Agape Syrian refugee crisis worsens without adequate funding

Martin C. Barry

For the second time in three months, Agape is appealing for assistance in the midst of a funding crisis that the Chomedey-based charitable services agency claims has been brought about by the sudden arrival of hundreds of Syrian refugees and Quebec’s and Ottawa’s failure to compensate charities for the added burden they’ve taken on.

Food and furniture all gone

As reported by the Laval News in January, Agape’s usually-well stocked freezers of food as well as the basement storage areas of furniture have been depleted by the sudden surge in demand. But in the meantime, the organization’s administration says the government has done relatively little to compensate Agape for the responsibility it inadvertently accepted.

During an interview last week with the Laval News, Agape treasurer Elizabeth McLeod heaped praise on Chomedey Liberal MNA Guy Ouellette for emergency support she said he arranged for Agape to receive from Quebec and his office.

“I have the greatest admiration for him – Mr. Ouellette helped us in as much as he could,” she said without revealing the exact amount the Chomedey MNA’s office gave. All the same, she said the amount Ouellete provided “is a far cry from what is really happening. This is a beginning of some hope for us.”

Agape’s treasurer Elizabeth McLeod.
Agape’s freezer chests have been empty for weeks, according to the organization’s treasurer Elizabeth McLeod.

A bureaucratic response

While Ouellette also tried to intervene on Agape’s behalf for funding from the province’s immigration ministry, McLeod was not impressed with the bureaucratic response she got. “The representative at Immigration Quebec informed us that we’re not eligible for any amounts of financial support mainly because refugees are not our primary mission,” she said.

She said she replied, “It became my primary mission when the people started coming to Agape for help in December. As a charitable organization in Laval, it is my moral duty as a Christian to support my brothers and sisters who are poor and in need of food, clothing and furniture. And it has become our primary mission because it surpasses all other other needs of our community at the present time.”

With Agape’s freezers empty since April 12, according to McLeod, she said “the crisis has reached a point where we’re wondering how long are we going to last? I don’t want to be pessimistic, but in the meantime the situation is such that I don’t know where we’re going to be in May.”

A $25,000 shortfall

Agape operates with a regular staff of up to five salaried employees, including an executive-director, a social worker and support personnel. The organization also runs with the help of additional labour, cooking and maintenance workers who are paid through annually renewable employment program subsidies.

According to an Agape annual report three years ago, the organization budgeted for more than $600,000 in spending, including $225,000 in salaries and deducted benefits at that time. McLeod maintains that the sudden burden of having to deal with several dozen families of Syrian refugees has left the organization with a $25,000 shortfall that is jeopardizing Agape’s future. McLeod said Agape is also seeking a $30,000 subsidy for an Arabic-speaking interpreter to interact with the Syrian refugees so they can be propertly served.

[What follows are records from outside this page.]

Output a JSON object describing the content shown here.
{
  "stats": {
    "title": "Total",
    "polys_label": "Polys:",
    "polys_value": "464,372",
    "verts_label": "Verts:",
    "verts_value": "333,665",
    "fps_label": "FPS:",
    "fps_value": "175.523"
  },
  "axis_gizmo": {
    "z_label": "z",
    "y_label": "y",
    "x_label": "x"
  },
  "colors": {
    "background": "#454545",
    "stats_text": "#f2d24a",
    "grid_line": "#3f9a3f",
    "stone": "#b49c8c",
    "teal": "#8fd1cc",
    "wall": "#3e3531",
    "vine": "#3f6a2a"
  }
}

McLeod contested a claim made by Laval-Les Îles Liberal MP Fayçal El-Khoury’s riding office that Ottawa was instrumental in helping provide emergency funding to Agape. “They didn’t arrange for a damn cent for me – they didn’t give me anything,” McLeod insisted, maintaining that the $22,000 sum in question was owed by Quebec to Agape since Agape’s 2014-2015 fiscal year.

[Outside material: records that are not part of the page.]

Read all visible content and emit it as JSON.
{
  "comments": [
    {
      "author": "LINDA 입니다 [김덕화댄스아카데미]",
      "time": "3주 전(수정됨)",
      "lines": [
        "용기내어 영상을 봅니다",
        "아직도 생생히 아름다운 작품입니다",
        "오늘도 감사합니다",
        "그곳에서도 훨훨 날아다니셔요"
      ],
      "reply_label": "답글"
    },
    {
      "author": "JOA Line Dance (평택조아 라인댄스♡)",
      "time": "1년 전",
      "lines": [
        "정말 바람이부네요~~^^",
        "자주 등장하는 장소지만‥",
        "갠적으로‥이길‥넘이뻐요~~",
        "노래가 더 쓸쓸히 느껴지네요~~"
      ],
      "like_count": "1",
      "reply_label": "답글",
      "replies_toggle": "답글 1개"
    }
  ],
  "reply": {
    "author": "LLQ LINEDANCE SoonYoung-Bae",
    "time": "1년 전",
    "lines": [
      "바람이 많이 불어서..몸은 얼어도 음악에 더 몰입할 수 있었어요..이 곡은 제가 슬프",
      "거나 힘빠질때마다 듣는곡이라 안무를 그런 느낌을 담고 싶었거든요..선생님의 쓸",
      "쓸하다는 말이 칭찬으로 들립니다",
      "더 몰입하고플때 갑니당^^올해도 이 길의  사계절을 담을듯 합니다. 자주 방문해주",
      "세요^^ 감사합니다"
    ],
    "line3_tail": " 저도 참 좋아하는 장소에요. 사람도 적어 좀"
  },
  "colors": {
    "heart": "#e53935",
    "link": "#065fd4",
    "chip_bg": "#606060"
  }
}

MP claims application not received

In an interview last week, El-Khoury said Agape was repeatedly invited by his political attaché, Karine Sahakian, to apply to the federal government for assistance. “She asked many times to please apply in order to help,” El-Khoury said, while adding that he kept in contact with Sahakian whenever he was in Ottawa so that she could inform him of the application file number and he could try to have it expedited.

El-Khoury maintained adamantly that he was told by Sahakian that Agape had not responded to his office’s requests. “Now they are coming and crying,” he said of Agape’s situation. “I will see what I can do, but if there is no application the ministry will give no money.”

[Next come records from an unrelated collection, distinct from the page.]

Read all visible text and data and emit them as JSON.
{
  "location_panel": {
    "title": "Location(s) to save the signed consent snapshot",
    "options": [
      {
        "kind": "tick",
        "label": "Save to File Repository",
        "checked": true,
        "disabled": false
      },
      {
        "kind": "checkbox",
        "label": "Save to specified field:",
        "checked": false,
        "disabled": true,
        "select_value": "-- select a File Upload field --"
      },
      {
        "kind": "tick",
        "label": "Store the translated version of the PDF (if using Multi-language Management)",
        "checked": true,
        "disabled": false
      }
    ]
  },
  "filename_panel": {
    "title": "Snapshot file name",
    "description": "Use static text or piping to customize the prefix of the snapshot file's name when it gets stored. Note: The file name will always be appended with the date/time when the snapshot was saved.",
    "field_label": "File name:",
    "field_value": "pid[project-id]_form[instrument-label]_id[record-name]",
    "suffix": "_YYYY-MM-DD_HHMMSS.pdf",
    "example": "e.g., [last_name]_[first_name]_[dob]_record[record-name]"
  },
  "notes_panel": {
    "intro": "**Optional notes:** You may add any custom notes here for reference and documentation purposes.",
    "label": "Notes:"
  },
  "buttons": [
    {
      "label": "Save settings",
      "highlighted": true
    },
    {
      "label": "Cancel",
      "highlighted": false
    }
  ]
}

Help coming, says MP’s office

El-Khoury’s office also claimed that an outreach was undertaken in order to free up an amount due to Agape that the provincial government was holding onto. “We reached out to Mr. Guy Ouellette’s office and we solved that issue,” said Sahakian, adding that the $22,000 in question was paid around a month ago to cover outstanding payroll.

In the meantime, according to the the Liberal MP’s office, some good news is that additional funding for cash-strapped charitable organizations like Agape is supposed to be made available by Ottawa soon. “There’s a new plan that Mr. El-Khoury will announce to the public,” said Sahakian. As well, she said El-Khoury’s office is arranging for Arabic-speaking volunteers to donate their time at Agape to serve the Syrian refugees.